- [INPUT]:
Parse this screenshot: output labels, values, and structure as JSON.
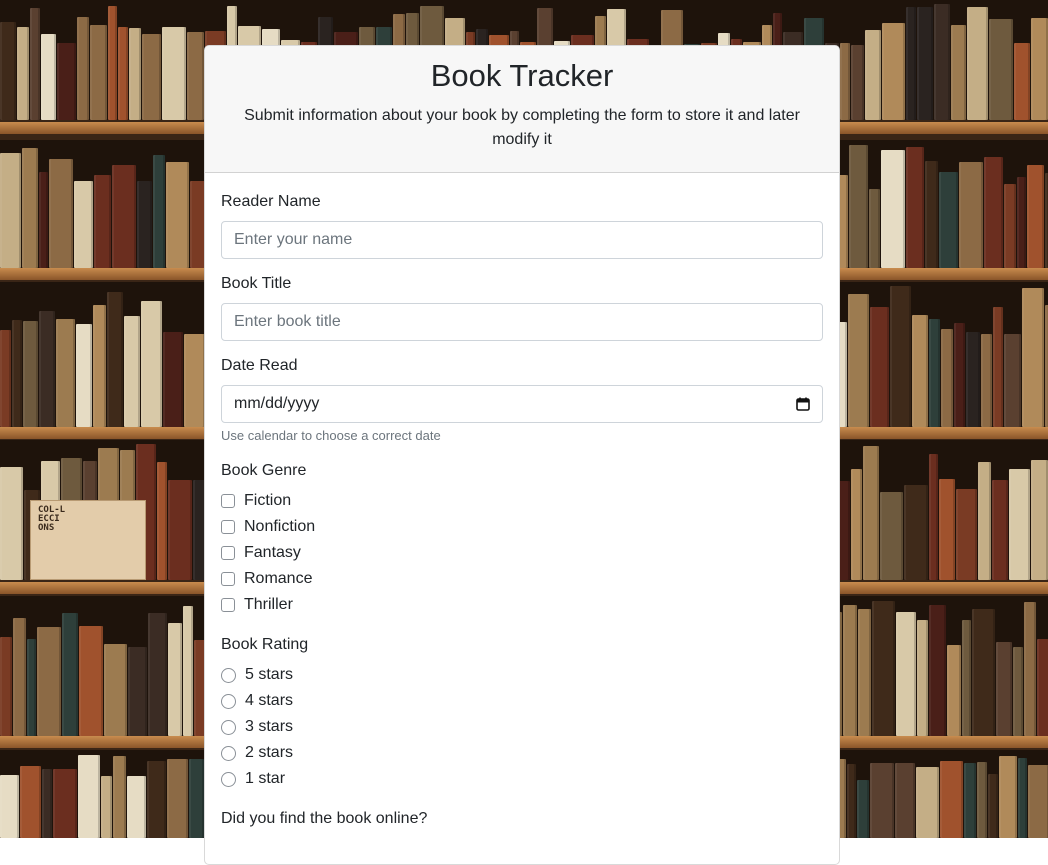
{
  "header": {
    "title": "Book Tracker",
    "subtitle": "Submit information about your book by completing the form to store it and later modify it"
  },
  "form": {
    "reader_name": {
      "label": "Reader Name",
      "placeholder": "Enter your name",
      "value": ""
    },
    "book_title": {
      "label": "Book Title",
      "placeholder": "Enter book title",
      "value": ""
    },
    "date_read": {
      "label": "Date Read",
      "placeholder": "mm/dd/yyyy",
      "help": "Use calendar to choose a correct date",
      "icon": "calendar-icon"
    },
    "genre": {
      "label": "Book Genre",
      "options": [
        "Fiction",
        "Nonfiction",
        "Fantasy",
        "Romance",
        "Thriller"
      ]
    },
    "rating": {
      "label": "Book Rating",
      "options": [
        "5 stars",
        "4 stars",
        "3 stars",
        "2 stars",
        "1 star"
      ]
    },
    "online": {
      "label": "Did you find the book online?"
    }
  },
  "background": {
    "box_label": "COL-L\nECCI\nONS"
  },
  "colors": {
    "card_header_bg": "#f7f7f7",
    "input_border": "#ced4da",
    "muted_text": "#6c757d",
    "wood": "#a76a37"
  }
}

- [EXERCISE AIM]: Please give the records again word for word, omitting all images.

- [PROBLEM SOLUTION]:
Parse this screenshot: output labels, values, and structure as JSON.
{
  "header": {
    "title": "Book Tracker",
    "subtitle": "Submit information about your book by completing the form to store it and later modify it"
  },
  "form": {
    "reader_name": {
      "label": "Reader Name",
      "placeholder": "Enter your name",
      "value": ""
    },
    "book_title": {
      "label": "Book Title",
      "placeholder": "Enter book title",
      "value": ""
    },
    "date_read": {
      "label": "Date Read",
      "placeholder": "mm/dd/yyyy",
      "help": "Use calendar to choose a correct date",
      "icon": "calendar-icon"
    },
    "genre": {
      "label": "Book Genre",
      "options": [
        "Fiction",
        "Nonfiction",
        "Fantasy",
        "Romance",
        "Thriller"
      ]
    },
    "rating": {
      "label": "Book Rating",
      "options": [
        "5 stars",
        "4 stars",
        "3 stars",
        "2 stars",
        "1 star"
      ]
    },
    "online": {
      "label": "Did you find the book online?"
    }
  },
  "background": {
    "box_label": "COL-L\nECCI\nONS"
  },
  "colors": {
    "card_header_bg": "#f7f7f7",
    "input_border": "#ced4da",
    "muted_text": "#6c757d",
    "wood": "#a76a37"
  }
}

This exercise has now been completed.